Task goal: Your answer must match the entries below word for word.

Stored data
################
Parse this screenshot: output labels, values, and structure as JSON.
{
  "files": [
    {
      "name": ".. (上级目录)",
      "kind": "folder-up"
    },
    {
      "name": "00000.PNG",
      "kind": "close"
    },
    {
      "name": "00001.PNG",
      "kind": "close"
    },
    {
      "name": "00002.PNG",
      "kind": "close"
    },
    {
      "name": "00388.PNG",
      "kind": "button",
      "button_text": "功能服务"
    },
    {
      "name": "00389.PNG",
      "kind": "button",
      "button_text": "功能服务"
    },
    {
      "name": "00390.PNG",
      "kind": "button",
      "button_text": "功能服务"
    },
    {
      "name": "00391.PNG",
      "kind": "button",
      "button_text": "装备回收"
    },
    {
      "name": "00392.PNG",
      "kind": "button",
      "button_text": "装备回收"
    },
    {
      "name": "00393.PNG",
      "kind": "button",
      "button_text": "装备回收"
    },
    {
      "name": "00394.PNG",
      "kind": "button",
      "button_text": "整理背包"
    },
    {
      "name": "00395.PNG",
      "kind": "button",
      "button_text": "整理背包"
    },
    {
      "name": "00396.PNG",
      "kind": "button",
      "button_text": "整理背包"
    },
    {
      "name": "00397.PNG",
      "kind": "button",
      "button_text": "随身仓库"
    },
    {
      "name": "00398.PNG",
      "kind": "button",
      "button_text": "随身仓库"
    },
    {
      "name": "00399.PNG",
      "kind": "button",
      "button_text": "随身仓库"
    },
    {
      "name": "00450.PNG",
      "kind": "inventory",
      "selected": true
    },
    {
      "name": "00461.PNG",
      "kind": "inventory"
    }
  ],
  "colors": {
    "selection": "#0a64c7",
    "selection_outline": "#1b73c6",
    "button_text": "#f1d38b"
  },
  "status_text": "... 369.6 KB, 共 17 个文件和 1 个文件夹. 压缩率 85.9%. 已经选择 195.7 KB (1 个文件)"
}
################
The completed task:
Parse this screenshot: output labels, values, and structure as JSON.
{
  "files": [
    {
      "name": ".. (上级目录)",
      "kind": "folder-up"
    },
    {
      "name": "00000.PNG",
      "kind": "close"
    },
    {
      "name": "00001.PNG",
      "kind": "close"
    },
    {
      "name": "00002.PNG",
      "kind": "close"
    },
    {
      "name": "00388.PNG",
      "kind": "button",
      "button_text": "功能服务"
    },
    {
      "name": "00389.PNG",
      "kind": "button",
      "button_text": "功能服务"
    },
    {
      "name": "00390.PNG",
      "kind": "button",
      "button_text": "功能服务"
    },
    {
      "name": "00391.PNG",
      "kind": "button",
      "button_text": "装备回收"
    },
    {
      "name": "00392.PNG",
      "kind": "button",
      "button_text": "装备回收"
    },
    {
      "name": "00393.PNG",
      "kind": "button",
      "button_text": "装备回收"
    },
    {
      "name": "00394.PNG",
      "kind": "button",
      "button_text": "整理背包"
    },
    {
      "name": "00395.PNG",
      "kind": "button",
      "button_text": "整理背包"
    },
    {
      "name": "00396.PNG",
      "kind": "button",
      "button_text": "整理背包"
    },
    {
      "name": "00397.PNG",
      "kind": "button",
      "button_text": "随身仓库"
    },
    {
      "name": "00398.PNG",
      "kind": "button",
      "button_text": "随身仓库"
    },
    {
      "name": "00399.PNG",
      "kind": "button",
      "button_text": "随身仓库"
    },
    {
      "name": "00450.PNG",
      "kind": "inventory",
      "selected": true
    },
    {
      "name": "00461.PNG",
      "kind": "inventory"
    }
  ],
  "colors": {
    "selection": "#0a64c7",
    "selection_outline": "#1b73c6",
    "button_text": "#f1d38b"
  },
  "status_text": "... 369.6 KB, 共 17 个文件和 1 个文件夹. 压缩率 85.9%. 已经选择 195.7 KB (1 个文件)"
}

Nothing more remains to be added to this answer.